Farmers are accused, in effect, of making hay with their stubble and straw. They reply that an unprecedentedly rainy spring meant late planting and shortened growing and harvest seasons, forcing many farmers to burn off in a shorter time than is usual.
Who could know, they demand, that gale force winds would blow in some places just as the smoke began to rise?
The appeal to Brussels comes from a European member of Parliament from Upper Thames who has presented a question to the European Commission in Brussels on how other countries dispose of their straw without blackening houses, hikers, birds, butterflies, and fishermen.
Newspapers discourse learnedly on how the frugal French have not burned a single bale of straw since 1975 (the government subsidizes the transport of straw to stock-breeding regions), how the deliberate Dutch use their leftover straw to cover strawberry fields and to store potatoes, how Greeks mix straw with molasses and feed it to dairy cows, how burly Belgians simply dig it back into the ground, how ingenious Italians, forbidden to burn at all in July and August, devise ways to turn straw into cardboard.
James Mitchell of Wilsford-cum-Lake near Salisbury in Wiltshire was one of the first of many to complain to the British newspapers.
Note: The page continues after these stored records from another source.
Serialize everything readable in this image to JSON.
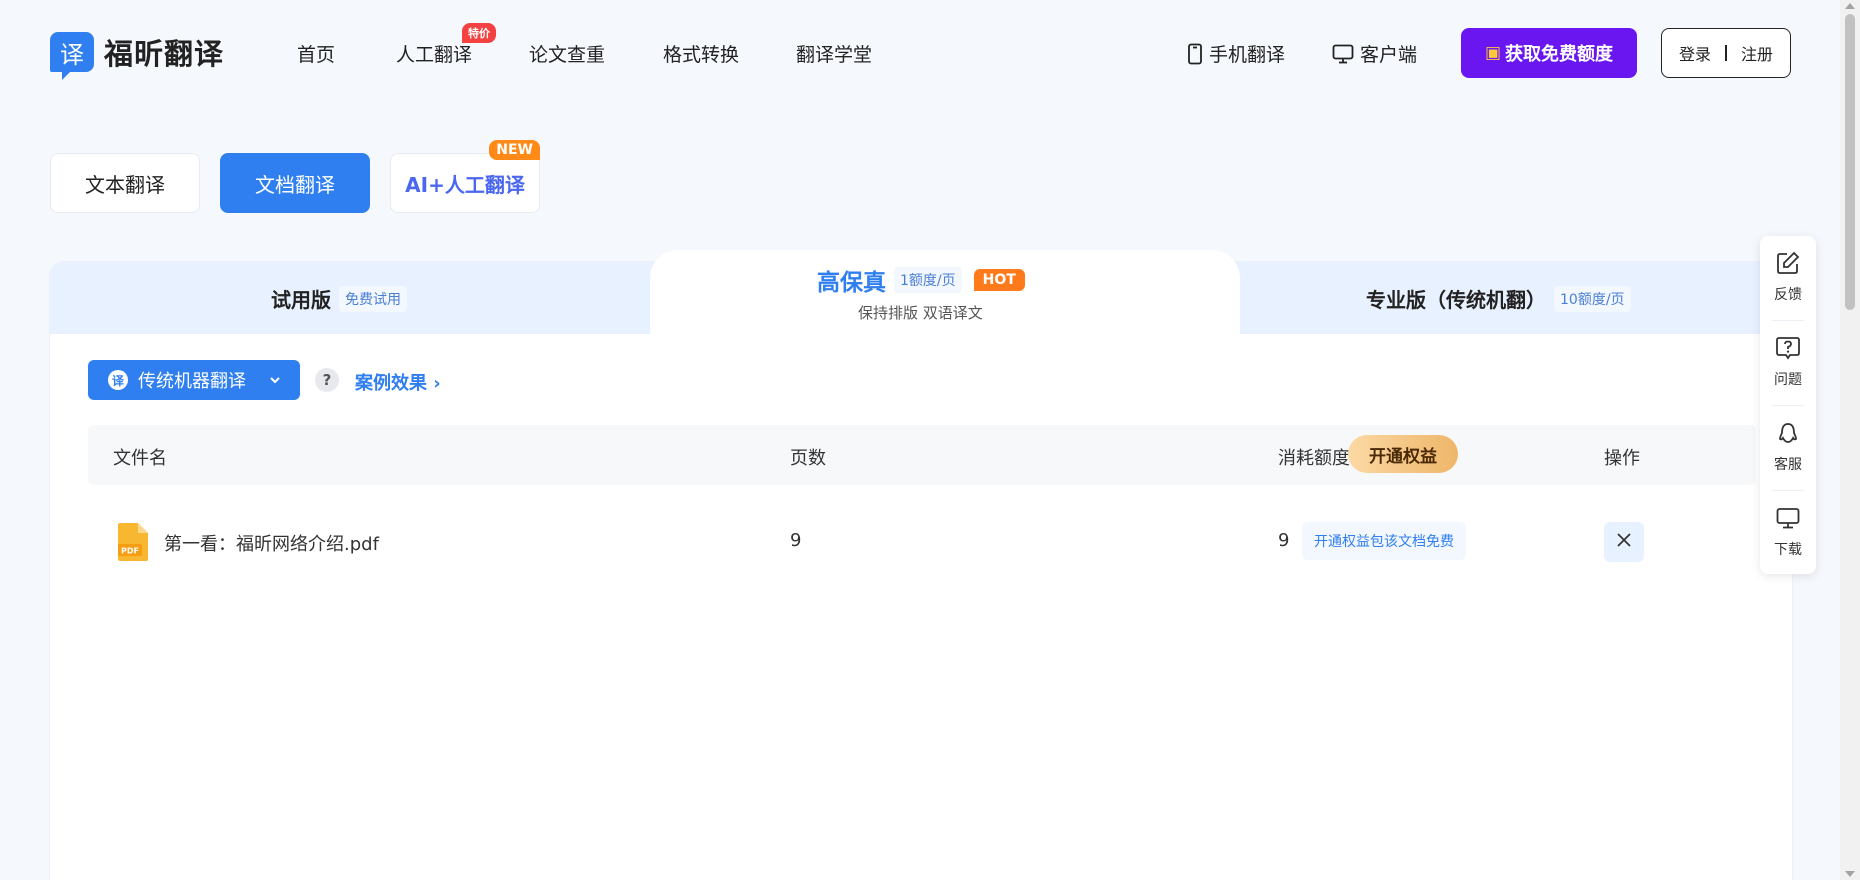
{
  "header": {
    "logo_glyph": "译",
    "logo_text": "福昕翻译",
    "nav": [
      {
        "label": "首页"
      },
      {
        "label": "人工翻译",
        "badge": "特价"
      },
      {
        "label": "论文查重"
      },
      {
        "label": "格式转换"
      },
      {
        "label": "翻译学堂"
      }
    ],
    "mobile_label": "手机翻译",
    "client_label": "客户端",
    "cta_label": "获取免费额度",
    "login_label": "登录",
    "register_label": "注册"
  },
  "modes": [
    {
      "label": "文本翻译",
      "active": false
    },
    {
      "label": "文档翻译",
      "active": true
    },
    {
      "label": "AI+人工翻译",
      "badge": "NEW"
    }
  ],
  "tiers": {
    "trial": {
      "title": "试用版",
      "tag": "免费试用"
    },
    "hifi": {
      "title": "高保真",
      "tag": "1额度/页",
      "hot": "HOT",
      "subtitle": "保持排版 双语译文"
    },
    "pro": {
      "title": "专业版（传统机翻）",
      "tag": "10额度/页"
    }
  },
  "engine": {
    "icon_glyph": "译",
    "label": "传统机器翻译",
    "help": "?",
    "case_link": "案例效果 ›"
  },
  "table": {
    "headers": {
      "name": "文件名",
      "pages": "页数",
      "cost": "消耗额度",
      "perk_button": "开通权益",
      "actions": "操作"
    },
    "rows": [
      {
        "pdf_label": "PDF",
        "name": "第一看：福昕网络介绍.pdf",
        "pages": "9",
        "cost": "9",
        "perk_note": "开通权益包该文档免费"
      }
    ]
  },
  "floatbar": [
    {
      "label": "反馈",
      "icon": "edit-icon"
    },
    {
      "label": "问题",
      "icon": "question-icon"
    },
    {
      "label": "客服",
      "icon": "headset-icon"
    },
    {
      "label": "下载",
      "icon": "monitor-icon"
    }
  ],
  "colors": {
    "primary": "#2f7ff0",
    "cta": "#6a16f0",
    "hot": "#ff7a1a",
    "badge_red": "#f44242"
  }
}
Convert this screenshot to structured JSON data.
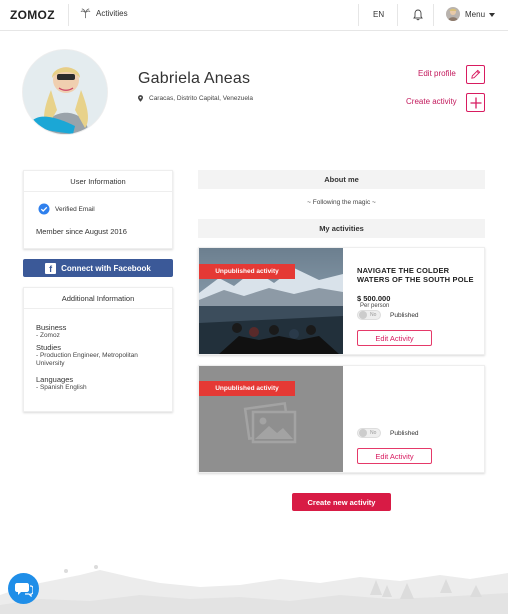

He told the Times of London that as he drove home from vacation at the end of August, he saw a ''vision of desolation.''
''Lowering behind a thunderbank of cloud,'' he wrote, ''a blood-red sun filtered down over Stonehenge as one imagines a spent fireball in the aftermath of a holocaust.''
The Warwickshire village of Bidford-on-Avon was ''up in arms'' when it awoke one Sunday to find itself under layers of ash, according to George Jackson, who lives there.
Mr. Jackson also happens to be agriculture director of the Royal Agricultural Society of England. The time had come, he insisted, when farmers should think again.
In Somerset, farmers publicly apologized to householders covered with ash blown by strong winds. Some explained that conditions were exceptional this year. Many said straw-burning was essential to avoid a dramatic drop in yields.
What is to be done? Legislation in the largely nonfarming House of Commons in nonrural London?
No, said Minister of Agriculture Michael Jopling, a farmer with 485 arable and beef acres near Thirsk in north Yorkshire.
Stubble-burning was a sensible way to kill weed seeds and revitalize land, he said. It turns out that his own farm has 29 acres of wheat straw, and he is thinking . . . well, of burning it off. He says government guidelines are adequate, if they are followed.
Unimpressed, the South Holland District Council has voted a complete ban on straw and stubble burning around Spalding in Lincolnshire. Heavy fines await offenders.
Tory councilor Jim King said that the Lincolnshire fire brigade was called out to 350 fires in July and August. The cost of fighting some fires had been (STR)4,000 ($6,000) apiece. In Cambridgeshire, the cost of fighting harvest and associated fires is put at (STR)30,000 so far.
Perhaps Britain should follow some of the European ideas. Graham Rose, agricultural correspondent of the Sunday Times, says that as well as being fed to livestock, straw can be broken up and plowed back, or burned in pellets instead of oil to fuel hot-air heaters for drying out crops.